Caorsi, R, Pelagatti, MA, Federici, S, Finetti, M, Martini, A, Gattorno, M. “Periodic fever, aphthous stomatitis, pharyngitis and adenitis syndrome”. Curr Opin Rheumatol. vol. 22. 2010. pp. 579

Burton, MJ, Polard, AJ, Ramsden, JD. “Tonsillectomy for periodic fever, aphthous stomatitis, pharyngitis and cervical adenitis syndrome (PFAPA)”. Cochrance Database Syst Rev. 2010: Sep 8.

Gattorno, M, Caorsi, R, Meini, A, Cattalini, M, Federici, S, Zulian, F. “Differentiating PFAPA syndrome from monogenic periodic fevers”. Pediatrics. vol. 124. 2009. pp. e721

Caorsi, R, Pelagatti, MA, Federici, S, Finetti, M, Martini, A, Gattorno, M. “Periodic fever, apthous stomatitis, pharyngitis and adenitis syndrome”. Curr Opin Rheumatol. vol. 22. 2010. pp. 579

Stojanov, S, Lapidus, S, Chitkara, P, Feder, H, Salazar, JC, Fleisher, TA. “Periodic fever, aphthous stomatitis, pharyngitis, and adenitis (PFAPA) is a disorder of innate immunity and Th1 activation responsive to IL-1 blockade”. Proc Natl Acad Sci. April 8, 2011.

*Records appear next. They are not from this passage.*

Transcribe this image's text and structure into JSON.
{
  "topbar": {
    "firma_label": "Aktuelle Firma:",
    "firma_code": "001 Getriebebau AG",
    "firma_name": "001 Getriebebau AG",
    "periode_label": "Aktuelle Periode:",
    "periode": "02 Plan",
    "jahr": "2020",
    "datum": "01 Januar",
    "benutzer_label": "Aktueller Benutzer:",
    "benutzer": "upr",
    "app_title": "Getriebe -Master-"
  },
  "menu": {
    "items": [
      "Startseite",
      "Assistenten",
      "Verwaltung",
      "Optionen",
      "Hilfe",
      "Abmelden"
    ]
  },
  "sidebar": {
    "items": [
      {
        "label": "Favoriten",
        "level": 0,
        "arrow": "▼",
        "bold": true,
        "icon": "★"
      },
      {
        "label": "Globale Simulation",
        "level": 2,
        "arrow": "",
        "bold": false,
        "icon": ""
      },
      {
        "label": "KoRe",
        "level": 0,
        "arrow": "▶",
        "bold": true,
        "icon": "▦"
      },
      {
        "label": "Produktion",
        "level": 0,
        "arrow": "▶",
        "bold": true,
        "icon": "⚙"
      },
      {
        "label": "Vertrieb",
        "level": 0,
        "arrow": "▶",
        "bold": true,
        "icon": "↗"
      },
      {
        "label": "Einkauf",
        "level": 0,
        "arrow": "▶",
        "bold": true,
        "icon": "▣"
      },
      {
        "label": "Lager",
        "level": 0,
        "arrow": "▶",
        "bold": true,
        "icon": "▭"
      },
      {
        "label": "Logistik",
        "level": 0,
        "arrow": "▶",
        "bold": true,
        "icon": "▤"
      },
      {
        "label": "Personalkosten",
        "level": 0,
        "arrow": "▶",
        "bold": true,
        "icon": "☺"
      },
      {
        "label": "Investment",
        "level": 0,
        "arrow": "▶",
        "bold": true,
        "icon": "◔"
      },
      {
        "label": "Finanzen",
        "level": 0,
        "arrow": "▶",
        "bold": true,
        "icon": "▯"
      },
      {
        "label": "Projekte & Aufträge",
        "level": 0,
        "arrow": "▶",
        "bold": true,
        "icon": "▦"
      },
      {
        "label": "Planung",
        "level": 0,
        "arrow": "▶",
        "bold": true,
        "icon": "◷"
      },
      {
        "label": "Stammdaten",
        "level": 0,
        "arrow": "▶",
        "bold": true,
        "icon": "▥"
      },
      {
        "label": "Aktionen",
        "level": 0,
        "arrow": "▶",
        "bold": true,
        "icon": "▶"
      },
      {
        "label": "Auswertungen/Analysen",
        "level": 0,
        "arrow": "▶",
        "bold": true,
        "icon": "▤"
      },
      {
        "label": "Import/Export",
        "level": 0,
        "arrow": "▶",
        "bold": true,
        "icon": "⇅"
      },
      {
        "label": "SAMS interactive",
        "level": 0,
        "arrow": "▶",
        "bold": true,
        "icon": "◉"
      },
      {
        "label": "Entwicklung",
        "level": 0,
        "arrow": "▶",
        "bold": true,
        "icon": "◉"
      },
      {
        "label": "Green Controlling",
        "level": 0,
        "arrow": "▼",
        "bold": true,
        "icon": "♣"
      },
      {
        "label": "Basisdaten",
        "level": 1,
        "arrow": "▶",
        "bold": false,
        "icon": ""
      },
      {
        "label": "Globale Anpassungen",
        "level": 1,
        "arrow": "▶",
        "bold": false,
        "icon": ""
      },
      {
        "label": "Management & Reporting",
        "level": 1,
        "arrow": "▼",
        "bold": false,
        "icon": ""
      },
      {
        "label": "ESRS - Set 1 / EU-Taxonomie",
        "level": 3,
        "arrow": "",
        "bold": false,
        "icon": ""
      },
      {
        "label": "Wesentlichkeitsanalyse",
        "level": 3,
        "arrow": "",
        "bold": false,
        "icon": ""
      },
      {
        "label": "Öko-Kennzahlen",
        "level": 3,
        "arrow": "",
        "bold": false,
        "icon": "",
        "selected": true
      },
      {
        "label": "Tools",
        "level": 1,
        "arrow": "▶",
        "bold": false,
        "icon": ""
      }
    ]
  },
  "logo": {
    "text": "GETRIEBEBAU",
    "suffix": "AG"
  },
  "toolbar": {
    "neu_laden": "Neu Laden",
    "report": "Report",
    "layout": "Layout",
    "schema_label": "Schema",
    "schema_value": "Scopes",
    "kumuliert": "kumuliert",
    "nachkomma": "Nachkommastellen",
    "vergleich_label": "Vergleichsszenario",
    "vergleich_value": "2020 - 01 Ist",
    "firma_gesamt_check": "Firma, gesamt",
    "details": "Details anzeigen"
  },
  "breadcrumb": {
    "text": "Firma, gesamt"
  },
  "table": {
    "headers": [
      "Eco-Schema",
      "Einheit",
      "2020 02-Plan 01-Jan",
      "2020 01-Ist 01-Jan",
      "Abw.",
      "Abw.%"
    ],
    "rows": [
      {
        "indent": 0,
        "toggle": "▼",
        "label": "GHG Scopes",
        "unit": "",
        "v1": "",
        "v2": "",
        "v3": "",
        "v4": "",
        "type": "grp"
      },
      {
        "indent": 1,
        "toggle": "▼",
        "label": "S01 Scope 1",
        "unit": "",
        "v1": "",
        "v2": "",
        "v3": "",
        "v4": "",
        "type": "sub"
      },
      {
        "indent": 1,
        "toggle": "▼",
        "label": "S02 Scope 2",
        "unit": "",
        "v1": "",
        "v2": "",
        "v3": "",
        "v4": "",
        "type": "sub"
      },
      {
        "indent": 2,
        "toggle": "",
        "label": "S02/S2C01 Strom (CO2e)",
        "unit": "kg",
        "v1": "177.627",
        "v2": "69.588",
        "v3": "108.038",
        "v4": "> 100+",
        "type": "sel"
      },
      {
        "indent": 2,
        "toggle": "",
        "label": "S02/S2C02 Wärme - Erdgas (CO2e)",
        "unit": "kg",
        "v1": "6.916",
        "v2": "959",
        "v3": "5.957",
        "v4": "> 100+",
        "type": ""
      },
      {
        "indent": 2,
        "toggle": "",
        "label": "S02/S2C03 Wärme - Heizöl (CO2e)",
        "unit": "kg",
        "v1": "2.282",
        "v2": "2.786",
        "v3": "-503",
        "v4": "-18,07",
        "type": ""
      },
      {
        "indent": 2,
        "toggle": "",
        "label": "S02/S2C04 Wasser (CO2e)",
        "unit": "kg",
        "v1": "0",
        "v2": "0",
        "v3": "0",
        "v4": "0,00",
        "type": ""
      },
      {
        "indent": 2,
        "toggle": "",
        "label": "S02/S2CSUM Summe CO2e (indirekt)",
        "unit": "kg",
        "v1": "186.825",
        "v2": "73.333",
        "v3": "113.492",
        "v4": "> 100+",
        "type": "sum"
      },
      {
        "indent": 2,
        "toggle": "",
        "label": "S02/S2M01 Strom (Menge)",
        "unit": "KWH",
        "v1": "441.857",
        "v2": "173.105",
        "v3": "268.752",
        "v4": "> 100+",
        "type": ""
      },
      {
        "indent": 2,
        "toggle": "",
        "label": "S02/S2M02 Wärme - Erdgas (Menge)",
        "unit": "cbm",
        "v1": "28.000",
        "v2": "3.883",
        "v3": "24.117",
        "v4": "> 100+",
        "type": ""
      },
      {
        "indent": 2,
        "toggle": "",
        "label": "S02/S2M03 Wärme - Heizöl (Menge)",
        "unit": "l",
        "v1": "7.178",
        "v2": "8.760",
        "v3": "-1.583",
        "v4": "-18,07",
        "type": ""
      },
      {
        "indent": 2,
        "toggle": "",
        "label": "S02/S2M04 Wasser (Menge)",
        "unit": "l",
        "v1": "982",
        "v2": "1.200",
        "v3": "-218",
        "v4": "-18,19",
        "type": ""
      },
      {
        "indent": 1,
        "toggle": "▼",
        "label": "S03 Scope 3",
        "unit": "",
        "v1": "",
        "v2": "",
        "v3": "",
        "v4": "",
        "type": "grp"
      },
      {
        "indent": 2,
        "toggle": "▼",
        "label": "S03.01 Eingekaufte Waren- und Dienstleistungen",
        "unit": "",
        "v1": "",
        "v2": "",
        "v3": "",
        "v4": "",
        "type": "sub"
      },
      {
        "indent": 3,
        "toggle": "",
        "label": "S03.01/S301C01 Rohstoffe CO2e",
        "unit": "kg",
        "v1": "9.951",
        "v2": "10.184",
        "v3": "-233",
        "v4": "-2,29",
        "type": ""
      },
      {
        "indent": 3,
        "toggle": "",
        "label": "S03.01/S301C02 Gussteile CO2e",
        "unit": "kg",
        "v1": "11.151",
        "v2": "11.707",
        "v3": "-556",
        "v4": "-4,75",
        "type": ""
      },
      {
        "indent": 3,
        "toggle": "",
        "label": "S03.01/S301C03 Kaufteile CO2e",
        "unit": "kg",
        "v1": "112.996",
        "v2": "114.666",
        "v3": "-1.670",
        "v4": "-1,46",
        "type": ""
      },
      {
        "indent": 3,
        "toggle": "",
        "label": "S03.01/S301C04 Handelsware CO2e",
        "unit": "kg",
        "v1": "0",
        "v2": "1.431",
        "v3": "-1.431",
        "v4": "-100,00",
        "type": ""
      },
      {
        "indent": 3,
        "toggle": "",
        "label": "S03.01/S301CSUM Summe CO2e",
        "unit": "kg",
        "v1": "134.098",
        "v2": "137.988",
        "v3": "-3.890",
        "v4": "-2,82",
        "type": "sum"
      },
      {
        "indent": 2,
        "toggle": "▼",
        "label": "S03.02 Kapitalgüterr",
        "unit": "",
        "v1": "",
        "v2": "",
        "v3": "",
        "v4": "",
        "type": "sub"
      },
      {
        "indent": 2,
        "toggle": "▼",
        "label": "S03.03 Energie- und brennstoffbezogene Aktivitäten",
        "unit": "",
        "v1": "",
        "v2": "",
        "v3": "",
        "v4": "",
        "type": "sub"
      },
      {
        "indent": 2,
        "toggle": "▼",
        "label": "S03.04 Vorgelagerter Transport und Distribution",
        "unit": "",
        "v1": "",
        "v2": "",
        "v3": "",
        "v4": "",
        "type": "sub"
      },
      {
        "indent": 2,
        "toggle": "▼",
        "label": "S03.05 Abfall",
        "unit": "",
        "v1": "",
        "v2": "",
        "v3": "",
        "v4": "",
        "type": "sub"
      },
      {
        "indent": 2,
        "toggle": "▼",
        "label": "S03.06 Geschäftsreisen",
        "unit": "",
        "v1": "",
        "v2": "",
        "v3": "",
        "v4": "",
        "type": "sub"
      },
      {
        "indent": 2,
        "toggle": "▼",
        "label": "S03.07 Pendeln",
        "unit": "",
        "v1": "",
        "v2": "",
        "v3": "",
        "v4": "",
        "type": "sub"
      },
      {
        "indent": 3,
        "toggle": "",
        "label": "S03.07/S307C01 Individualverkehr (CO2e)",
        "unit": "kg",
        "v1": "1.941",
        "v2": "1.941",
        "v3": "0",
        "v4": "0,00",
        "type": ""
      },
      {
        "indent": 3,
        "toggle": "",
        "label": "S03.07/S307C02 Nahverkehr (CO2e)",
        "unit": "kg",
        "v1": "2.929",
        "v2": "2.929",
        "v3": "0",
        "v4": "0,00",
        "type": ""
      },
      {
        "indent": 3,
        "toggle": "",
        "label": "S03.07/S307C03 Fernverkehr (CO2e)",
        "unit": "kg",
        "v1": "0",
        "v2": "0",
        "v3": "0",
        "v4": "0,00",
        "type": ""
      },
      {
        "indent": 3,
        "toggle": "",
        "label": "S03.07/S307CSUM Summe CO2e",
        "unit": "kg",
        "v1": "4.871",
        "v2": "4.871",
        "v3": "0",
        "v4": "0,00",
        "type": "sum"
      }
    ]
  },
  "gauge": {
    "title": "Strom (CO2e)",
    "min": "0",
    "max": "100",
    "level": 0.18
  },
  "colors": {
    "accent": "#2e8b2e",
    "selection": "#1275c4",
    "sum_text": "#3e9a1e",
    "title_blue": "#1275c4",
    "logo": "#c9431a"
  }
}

Ongoing controversies regarding etiology, diagnosis, treatment

  • Best management of PFAPA: steroids versus tonsillectomy versus IL-1 blockade versus no treatment.